_Exercise_. From the data below, restate every line word for word.

■ ■ ■ ■ ■

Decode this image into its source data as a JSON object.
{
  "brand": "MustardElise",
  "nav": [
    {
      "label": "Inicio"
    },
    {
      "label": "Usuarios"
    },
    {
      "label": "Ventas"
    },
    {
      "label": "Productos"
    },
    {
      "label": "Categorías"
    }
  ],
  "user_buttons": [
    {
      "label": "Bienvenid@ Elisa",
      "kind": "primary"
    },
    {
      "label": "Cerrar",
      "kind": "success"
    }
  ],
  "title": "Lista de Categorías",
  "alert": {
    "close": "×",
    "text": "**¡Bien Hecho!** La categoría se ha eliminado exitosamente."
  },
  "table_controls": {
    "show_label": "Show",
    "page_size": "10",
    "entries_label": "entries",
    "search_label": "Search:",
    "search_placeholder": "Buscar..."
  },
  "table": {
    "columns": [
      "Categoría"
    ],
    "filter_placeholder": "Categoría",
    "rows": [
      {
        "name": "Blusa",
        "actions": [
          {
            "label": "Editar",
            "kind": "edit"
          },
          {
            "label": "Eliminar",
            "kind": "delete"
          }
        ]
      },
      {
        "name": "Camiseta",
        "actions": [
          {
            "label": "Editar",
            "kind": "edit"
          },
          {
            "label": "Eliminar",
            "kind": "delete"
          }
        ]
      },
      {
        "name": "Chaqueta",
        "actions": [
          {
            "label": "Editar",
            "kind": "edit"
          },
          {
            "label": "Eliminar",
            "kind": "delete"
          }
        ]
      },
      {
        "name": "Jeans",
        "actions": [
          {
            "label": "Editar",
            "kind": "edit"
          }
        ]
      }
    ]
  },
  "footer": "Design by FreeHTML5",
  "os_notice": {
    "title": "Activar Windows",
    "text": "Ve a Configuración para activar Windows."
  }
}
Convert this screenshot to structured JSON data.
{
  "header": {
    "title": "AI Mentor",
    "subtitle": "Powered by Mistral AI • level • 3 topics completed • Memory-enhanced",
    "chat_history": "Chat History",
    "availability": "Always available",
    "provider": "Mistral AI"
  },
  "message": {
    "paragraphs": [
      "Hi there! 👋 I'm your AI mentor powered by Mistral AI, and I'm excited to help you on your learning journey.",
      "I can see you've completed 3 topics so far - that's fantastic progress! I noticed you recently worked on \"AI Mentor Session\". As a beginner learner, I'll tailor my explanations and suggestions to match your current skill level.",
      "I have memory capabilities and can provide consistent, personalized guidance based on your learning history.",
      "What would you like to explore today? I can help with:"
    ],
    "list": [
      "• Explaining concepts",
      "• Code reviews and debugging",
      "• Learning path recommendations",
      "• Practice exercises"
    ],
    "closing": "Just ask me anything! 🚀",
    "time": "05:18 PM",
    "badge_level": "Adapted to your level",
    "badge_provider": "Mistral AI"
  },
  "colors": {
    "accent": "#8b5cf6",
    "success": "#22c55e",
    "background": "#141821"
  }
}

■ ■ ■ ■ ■

_Answer box_.
Decode this image into its source data as a JSON object.
{
  "brand": "MustardElise",
  "nav": [
    {
      "label": "Inicio"
    },
    {
      "label": "Usuarios"
    },
    {
      "label": "Ventas"
    },
    {
      "label": "Productos"
    },
    {
      "label": "Categorías"
    }
  ],
  "user_buttons": [
    {
      "label": "Bienvenid@ Elisa",
      "kind": "primary"
    },
    {
      "label": "Cerrar",
      "kind": "success"
    }
  ],
  "title": "Lista de Categorías",
  "alert": {
    "close": "×",
    "text": "**¡Bien Hecho!** La categoría se ha eliminado exitosamente."
  },
  "table_controls": {
    "show_label": "Show",
    "page_size": "10",
    "entries_label": "entries",
    "search_label": "Search:",
    "search_placeholder": "Buscar..."
  },
  "table": {
    "columns": [
      "Categoría"
    ],
    "filter_placeholder": "Categoría",
    "rows": [
      {
        "name": "Blusa",
        "actions": [
          {
            "label": "Editar",
            "kind": "edit"
          },
          {
            "label": "Eliminar",
            "kind": "delete"
          }
        ]
      },
      {
        "name": "Camiseta",
        "actions": [
          {
            "label": "Editar",
            "kind": "edit"
          },
          {
            "label": "Eliminar",
            "kind": "delete"
          }
        ]
      },
      {
        "name": "Chaqueta",
        "actions": [
          {
            "label": "Editar",
            "kind": "edit"
          },
          {
            "label": "Eliminar",
            "kind": "delete"
          }
        ]
      },
      {
        "name": "Jeans",
        "actions": [
          {
            "label": "Editar",
            "kind": "edit"
          }
        ]
      }
    ]
  },
  "footer": "Design by FreeHTML5",
  "os_notice": {
    "title": "Activar Windows",
    "text": "Ve a Configuración para activar Windows."
  }
}
Convert this screenshot to structured JSON data.
{
  "header": {
    "title": "AI Mentor",
    "subtitle": "Powered by Mistral AI • level • 3 topics completed • Memory-enhanced",
    "chat_history": "Chat History",
    "availability": "Always available",
    "provider": "Mistral AI"
  },
  "message": {
    "paragraphs": [
      "Hi there! 👋 I'm your AI mentor powered by Mistral AI, and I'm excited to help you on your learning journey.",
      "I can see you've completed 3 topics so far - that's fantastic progress! I noticed you recently worked on \"AI Mentor Session\". As a beginner learner, I'll tailor my explanations and suggestions to match your current skill level.",
      "I have memory capabilities and can provide consistent, personalized guidance based on your learning history.",
      "What would you like to explore today? I can help with:"
    ],
    "list": [
      "• Explaining concepts",
      "• Code reviews and debugging",
      "• Learning path recommendations",
      "• Practice exercises"
    ],
    "closing": "Just ask me anything! 🚀",
    "time": "05:18 PM",
    "badge_level": "Adapted to your level",
    "badge_provider": "Mistral AI"
  },
  "colors": {
    "accent": "#8b5cf6",
    "success": "#22c55e",
    "background": "#141821"
  }
}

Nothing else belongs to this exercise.